** WHAT IS EXPECTED **
Run through the records and show each line that includes the string "management".

** TASK MATERIAL **
◇ ◇ ◇

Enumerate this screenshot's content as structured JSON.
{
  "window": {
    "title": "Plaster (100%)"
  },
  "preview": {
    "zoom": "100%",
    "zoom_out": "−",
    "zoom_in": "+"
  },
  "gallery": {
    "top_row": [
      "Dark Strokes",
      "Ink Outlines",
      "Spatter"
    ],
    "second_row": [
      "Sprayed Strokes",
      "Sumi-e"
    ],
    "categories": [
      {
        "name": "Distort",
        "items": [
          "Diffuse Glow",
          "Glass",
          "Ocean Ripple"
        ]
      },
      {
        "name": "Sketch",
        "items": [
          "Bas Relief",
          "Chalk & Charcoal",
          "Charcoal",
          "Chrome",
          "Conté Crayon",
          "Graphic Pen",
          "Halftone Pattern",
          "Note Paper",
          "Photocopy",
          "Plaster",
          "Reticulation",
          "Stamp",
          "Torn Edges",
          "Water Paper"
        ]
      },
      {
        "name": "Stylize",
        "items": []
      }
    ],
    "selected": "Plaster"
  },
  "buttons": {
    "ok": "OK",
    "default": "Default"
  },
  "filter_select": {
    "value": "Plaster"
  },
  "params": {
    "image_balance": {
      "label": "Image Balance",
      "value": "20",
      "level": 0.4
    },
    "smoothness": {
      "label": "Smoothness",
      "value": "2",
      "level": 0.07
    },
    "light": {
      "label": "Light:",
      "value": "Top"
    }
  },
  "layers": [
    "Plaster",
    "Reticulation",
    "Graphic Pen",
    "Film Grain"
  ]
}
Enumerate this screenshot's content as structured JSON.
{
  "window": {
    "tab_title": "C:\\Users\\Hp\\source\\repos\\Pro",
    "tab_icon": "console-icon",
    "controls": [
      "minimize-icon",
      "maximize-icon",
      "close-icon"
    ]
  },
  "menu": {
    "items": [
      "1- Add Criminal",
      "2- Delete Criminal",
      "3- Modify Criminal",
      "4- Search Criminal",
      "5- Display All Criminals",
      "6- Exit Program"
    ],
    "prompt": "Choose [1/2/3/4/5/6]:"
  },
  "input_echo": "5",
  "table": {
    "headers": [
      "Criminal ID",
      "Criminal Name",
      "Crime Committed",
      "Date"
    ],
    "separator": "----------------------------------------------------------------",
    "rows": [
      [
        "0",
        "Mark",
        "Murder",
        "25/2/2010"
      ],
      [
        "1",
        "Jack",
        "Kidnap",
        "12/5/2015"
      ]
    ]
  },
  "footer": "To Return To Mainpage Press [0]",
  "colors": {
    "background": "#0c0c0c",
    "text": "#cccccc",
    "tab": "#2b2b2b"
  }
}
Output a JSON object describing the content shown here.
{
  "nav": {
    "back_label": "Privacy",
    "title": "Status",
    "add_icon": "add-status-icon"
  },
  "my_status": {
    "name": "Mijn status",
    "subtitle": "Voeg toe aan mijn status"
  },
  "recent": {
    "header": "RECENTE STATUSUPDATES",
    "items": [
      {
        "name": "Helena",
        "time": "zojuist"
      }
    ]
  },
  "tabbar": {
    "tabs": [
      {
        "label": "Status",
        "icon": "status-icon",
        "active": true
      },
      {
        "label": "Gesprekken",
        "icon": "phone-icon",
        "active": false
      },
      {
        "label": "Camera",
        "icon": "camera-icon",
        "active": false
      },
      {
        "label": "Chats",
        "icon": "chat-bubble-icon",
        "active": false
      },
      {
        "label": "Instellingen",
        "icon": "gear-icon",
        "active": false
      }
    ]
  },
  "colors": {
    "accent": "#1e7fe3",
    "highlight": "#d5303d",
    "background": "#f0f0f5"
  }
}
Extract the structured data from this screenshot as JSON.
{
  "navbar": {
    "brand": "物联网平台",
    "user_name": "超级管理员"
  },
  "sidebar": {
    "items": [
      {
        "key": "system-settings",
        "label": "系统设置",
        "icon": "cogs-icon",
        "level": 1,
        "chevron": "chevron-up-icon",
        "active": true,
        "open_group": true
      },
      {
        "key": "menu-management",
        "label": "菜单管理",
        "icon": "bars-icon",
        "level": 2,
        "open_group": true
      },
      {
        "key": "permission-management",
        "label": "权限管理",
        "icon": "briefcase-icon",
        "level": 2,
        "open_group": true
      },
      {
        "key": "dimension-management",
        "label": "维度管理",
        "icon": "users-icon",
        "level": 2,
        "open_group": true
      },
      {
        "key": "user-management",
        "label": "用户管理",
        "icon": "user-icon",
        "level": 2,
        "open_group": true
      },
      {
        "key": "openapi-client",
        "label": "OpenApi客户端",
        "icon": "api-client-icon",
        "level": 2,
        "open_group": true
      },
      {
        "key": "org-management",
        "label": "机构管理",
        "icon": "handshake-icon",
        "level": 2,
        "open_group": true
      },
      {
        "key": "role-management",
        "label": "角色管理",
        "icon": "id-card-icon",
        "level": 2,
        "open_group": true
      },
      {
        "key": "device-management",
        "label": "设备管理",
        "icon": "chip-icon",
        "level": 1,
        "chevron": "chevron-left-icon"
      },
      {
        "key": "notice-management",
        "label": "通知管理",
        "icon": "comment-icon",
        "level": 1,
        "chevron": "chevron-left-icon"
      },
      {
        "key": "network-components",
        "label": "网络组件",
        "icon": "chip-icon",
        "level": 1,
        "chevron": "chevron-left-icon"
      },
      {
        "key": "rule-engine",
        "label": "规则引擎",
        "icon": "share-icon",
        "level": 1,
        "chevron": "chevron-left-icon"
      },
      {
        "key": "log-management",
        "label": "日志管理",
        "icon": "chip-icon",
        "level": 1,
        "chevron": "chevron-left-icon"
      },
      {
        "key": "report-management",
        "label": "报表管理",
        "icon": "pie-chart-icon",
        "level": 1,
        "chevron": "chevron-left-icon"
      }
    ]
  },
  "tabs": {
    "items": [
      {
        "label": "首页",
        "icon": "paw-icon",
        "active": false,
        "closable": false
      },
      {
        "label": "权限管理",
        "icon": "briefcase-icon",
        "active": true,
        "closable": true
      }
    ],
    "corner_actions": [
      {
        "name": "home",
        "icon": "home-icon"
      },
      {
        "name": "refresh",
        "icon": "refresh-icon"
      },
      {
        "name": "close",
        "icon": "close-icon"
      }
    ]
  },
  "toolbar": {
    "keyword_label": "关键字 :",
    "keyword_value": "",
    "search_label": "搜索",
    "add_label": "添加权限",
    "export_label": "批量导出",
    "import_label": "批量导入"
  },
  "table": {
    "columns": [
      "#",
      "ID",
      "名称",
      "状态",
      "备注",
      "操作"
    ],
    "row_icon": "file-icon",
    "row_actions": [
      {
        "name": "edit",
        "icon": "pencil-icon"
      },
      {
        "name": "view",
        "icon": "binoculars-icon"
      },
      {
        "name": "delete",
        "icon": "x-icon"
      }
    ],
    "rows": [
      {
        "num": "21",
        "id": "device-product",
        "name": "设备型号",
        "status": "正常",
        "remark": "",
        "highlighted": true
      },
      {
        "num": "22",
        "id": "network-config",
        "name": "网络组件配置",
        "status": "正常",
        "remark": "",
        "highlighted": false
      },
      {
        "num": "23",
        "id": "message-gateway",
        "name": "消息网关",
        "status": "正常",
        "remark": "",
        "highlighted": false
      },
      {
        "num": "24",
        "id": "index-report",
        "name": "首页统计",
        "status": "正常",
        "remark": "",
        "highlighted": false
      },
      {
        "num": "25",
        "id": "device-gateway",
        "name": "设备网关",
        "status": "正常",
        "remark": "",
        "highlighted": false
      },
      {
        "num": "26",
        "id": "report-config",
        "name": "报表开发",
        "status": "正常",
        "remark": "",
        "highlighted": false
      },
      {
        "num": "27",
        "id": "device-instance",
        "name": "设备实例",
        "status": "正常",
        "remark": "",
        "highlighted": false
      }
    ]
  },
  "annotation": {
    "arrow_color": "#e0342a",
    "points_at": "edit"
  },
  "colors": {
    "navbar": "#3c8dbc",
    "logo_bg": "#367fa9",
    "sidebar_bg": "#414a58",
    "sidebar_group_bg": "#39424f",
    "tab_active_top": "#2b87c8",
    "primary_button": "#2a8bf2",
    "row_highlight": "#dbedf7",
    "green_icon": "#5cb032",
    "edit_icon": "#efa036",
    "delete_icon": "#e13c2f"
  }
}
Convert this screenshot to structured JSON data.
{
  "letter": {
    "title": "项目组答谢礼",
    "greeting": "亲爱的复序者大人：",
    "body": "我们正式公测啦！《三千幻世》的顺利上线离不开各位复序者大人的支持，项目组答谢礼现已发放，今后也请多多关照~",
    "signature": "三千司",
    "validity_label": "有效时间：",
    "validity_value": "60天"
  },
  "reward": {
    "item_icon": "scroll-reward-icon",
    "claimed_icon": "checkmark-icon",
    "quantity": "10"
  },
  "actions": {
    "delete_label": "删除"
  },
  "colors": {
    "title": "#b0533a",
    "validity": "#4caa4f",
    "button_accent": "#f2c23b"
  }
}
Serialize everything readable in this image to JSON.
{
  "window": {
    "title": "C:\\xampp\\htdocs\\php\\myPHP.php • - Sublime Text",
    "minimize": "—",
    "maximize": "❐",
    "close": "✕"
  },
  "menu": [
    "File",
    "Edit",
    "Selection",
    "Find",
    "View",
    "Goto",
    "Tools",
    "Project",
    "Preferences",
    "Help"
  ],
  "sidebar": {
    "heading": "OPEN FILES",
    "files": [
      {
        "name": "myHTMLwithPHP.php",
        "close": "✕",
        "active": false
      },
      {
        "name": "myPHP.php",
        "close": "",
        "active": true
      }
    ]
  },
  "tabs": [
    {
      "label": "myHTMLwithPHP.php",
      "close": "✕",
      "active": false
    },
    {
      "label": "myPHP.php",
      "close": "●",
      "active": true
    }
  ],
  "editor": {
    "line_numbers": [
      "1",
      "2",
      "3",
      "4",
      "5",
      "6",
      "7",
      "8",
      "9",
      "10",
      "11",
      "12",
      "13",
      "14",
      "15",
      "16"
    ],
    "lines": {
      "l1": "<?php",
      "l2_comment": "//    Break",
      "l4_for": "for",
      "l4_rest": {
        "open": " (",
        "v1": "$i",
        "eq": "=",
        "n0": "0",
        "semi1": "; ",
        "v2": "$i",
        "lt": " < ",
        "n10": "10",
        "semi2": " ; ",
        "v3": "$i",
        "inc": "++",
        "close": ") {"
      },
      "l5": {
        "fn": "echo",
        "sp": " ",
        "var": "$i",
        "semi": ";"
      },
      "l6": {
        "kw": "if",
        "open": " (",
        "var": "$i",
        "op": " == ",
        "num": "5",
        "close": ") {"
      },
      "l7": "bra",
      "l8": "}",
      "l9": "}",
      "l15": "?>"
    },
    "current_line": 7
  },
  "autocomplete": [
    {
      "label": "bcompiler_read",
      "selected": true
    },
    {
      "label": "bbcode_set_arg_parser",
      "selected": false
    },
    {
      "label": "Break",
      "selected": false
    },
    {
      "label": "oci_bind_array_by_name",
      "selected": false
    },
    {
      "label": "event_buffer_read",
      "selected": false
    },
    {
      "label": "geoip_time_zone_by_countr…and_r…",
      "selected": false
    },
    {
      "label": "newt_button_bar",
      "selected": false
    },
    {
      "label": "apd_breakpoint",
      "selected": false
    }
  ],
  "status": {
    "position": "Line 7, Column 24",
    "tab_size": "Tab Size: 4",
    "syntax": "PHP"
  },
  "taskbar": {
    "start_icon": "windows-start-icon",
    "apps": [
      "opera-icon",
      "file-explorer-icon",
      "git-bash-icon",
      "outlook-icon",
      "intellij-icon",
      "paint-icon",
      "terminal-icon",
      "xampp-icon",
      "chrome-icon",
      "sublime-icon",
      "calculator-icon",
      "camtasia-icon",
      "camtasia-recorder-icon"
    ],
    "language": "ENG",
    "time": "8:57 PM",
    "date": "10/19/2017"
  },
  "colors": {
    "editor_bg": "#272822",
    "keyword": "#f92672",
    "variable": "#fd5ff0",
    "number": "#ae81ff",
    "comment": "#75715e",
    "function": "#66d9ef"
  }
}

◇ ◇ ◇

** FINAL ANSWER **
        "key": "menu-management",
        "key": "permission-management",
        "key": "dimension-management",
        "key": "user-management",
        "key": "org-management",
        "key": "role-management",
        "key": "device-management",
        "key": "notice-management",
        "key": "log-management",
        "key": "report-management",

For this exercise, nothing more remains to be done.